(TASK REQUIREMENTS)
Every entry below needs to be repeated exactly as written.

(Items from a dataset)
========
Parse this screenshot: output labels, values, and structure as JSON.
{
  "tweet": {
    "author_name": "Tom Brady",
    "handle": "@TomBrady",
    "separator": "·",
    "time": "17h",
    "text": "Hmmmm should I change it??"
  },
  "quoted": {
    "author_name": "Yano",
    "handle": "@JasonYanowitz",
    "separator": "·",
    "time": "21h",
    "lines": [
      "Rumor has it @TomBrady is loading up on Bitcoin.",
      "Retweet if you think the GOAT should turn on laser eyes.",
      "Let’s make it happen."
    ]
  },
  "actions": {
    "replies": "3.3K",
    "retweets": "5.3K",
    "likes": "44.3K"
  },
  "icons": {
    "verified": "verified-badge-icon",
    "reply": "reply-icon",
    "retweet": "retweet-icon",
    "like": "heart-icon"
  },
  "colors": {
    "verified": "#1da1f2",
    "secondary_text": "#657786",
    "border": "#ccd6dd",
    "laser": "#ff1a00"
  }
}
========
(RESULT FOR THIS EXERCISE)
Parse this screenshot: output labels, values, and structure as JSON.
{
  "tweet": {
    "author_name": "Tom Brady",
    "handle": "@TomBrady",
    "separator": "·",
    "time": "17h",
    "text": "Hmmmm should I change it??"
  },
  "quoted": {
    "author_name": "Yano",
    "handle": "@JasonYanowitz",
    "separator": "·",
    "time": "21h",
    "lines": [
      "Rumor has it @TomBrady is loading up on Bitcoin.",
      "Retweet if you think the GOAT should turn on laser eyes.",
      "Let’s make it happen."
    ]
  },
  "actions": {
    "replies": "3.3K",
    "retweets": "5.3K",
    "likes": "44.3K"
  },
  "icons": {
    "verified": "verified-badge-icon",
    "reply": "reply-icon",
    "retweet": "retweet-icon",
    "like": "heart-icon"
  },
  "colors": {
    "verified": "#1da1f2",
    "secondary_text": "#657786",
    "border": "#ccd6dd",
    "laser": "#ff1a00"
  }
}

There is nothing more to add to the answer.